Back in the day, the stress of waiting for EA results caused me to psychologically regress to being five years old.
When I went to my alumni interview, I had no idea what to expect. As a current interviewer who also knows many other interviewers, here’s a sampling of questions that you might get asked.
Deferrals cause a lot of angst, mostly because of the uncertainty of what it means. Was your application not good enough? Well, that can’t be 100% the case, because you weren’t rejected. If they liked me, then why didn’t they just accept me?
Obviously, deferred -> accepted and deferred -> rejected are both possible outcomes, not to mention deferred -> waitlisted. But which of these outcomes is more likely?
One of the most brilliant people I met at HYPSM was deferred Early. He was taking the hardest courses in all subjects, and rocking out in a band on the side. I was shocked, because it seemed like he was excelling freshman year whereas I was struggling to stay afloat, but I was admitted EA. He seemed to take his rejection in stride – “I’m here anyway, so whatever, it’s in the past.” Hopefully, that’ll be you in a few months. Like everything else in college admissions, it’s ultimately a toss-up, and not being admitted could just be a function of where you’re from.
So breathe. It’s going to be okay no matter what and there’s still Regular Action. Here’s what you should do in the meantime:
I’m doing alumni interviews this year and I’ve spoken to other alumni about their interview process. These are some red flags that I’ve seen or heard about. You can bet that the alum wrote about this in their feedback, which the admission committee definitely looks at.

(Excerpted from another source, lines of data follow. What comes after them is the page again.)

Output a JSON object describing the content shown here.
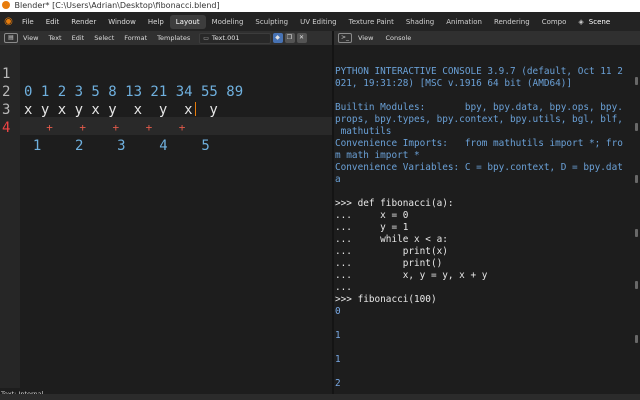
{
  "window": {
    "title": "Blender* [C:\\Users\\Adrian\\Desktop\\fibonacci.blend]"
  },
  "topbar": {
    "menus": [
      "File",
      "Edit",
      "Render",
      "Window",
      "Help"
    ],
    "workspaces": [
      "Layout",
      "Modeling",
      "Sculpting",
      "UV Editing",
      "Texture Paint",
      "Shading",
      "Animation",
      "Rendering",
      "Compo"
    ],
    "active_workspace": "Layout",
    "scene_label": "Scene"
  },
  "text_editor": {
    "editor_type_icon": "text-editor-icon",
    "menus": [
      "View",
      "Text",
      "Edit",
      "Select",
      "Format",
      "Templates"
    ],
    "text_name": "Text.001",
    "footer": "Text: Internal",
    "lines": [
      {
        "number": "1",
        "content": "0 1 2 3 5 8 13 21 34 55 89"
      },
      {
        "number": "2",
        "content": "x y x y x y  x  y  x  y"
      },
      {
        "number": "3",
        "content": "  +    +    +    +    +"
      },
      {
        "number": "4",
        "content": "  1    2    3    4    5"
      }
    ],
    "current_line": "4"
  },
  "console": {
    "editor_type_icon": "console-icon",
    "menus": [
      "View",
      "Console"
    ],
    "lines": [
      {
        "kind": "info",
        "text": "PYTHON INTERACTIVE CONSOLE 3.9.7 (default, Oct 11 2"
      },
      {
        "kind": "info",
        "text": "021, 19:31:28) [MSC v.1916 64 bit (AMD64)]"
      },
      {
        "kind": "blank",
        "text": ""
      },
      {
        "kind": "info",
        "text": "Builtin Modules:       bpy, bpy.data, bpy.ops, bpy."
      },
      {
        "kind": "info",
        "text": "props, bpy.types, bpy.context, bpy.utils, bgl, blf,"
      },
      {
        "kind": "info",
        "text": " mathutils"
      },
      {
        "kind": "info",
        "text": "Convenience Imports:   from mathutils import *; fro"
      },
      {
        "kind": "info",
        "text": "m math import *"
      },
      {
        "kind": "info",
        "text": "Convenience Variables: C = bpy.context, D = bpy.dat"
      },
      {
        "kind": "info",
        "text": "a"
      },
      {
        "kind": "blank",
        "text": ""
      },
      {
        "kind": "in",
        "text": ">>> def fibonacci(a):"
      },
      {
        "kind": "in",
        "text": "...     x = 0"
      },
      {
        "kind": "in",
        "text": "...     y = 1"
      },
      {
        "kind": "in",
        "text": "...     while x < a:"
      },
      {
        "kind": "in",
        "text": "...         print(x)"
      },
      {
        "kind": "in",
        "text": "...         print()"
      },
      {
        "kind": "in",
        "text": "...         x, y = y, x + y"
      },
      {
        "kind": "in",
        "text": "..."
      },
      {
        "kind": "in",
        "text": ">>> fibonacci(100)"
      },
      {
        "kind": "out",
        "text": "0"
      },
      {
        "kind": "blank",
        "text": ""
      },
      {
        "kind": "out",
        "text": "1"
      },
      {
        "kind": "blank",
        "text": ""
      },
      {
        "kind": "out",
        "text": "1"
      },
      {
        "kind": "blank",
        "text": ""
      },
      {
        "kind": "out",
        "text": "2"
      }
    ]
  },
  "colors": {
    "accent": "#e87d0d",
    "number": "#6fb0de",
    "operator": "#e25a4a",
    "console_info": "#6aa0d6",
    "console_output": "#78a8e4"
  }
}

College Board says that the SAT tests raw intelligence, but that’s a lie. The SAT is a game, and if you learn how to play it, you can get a perfect score with minimal stress.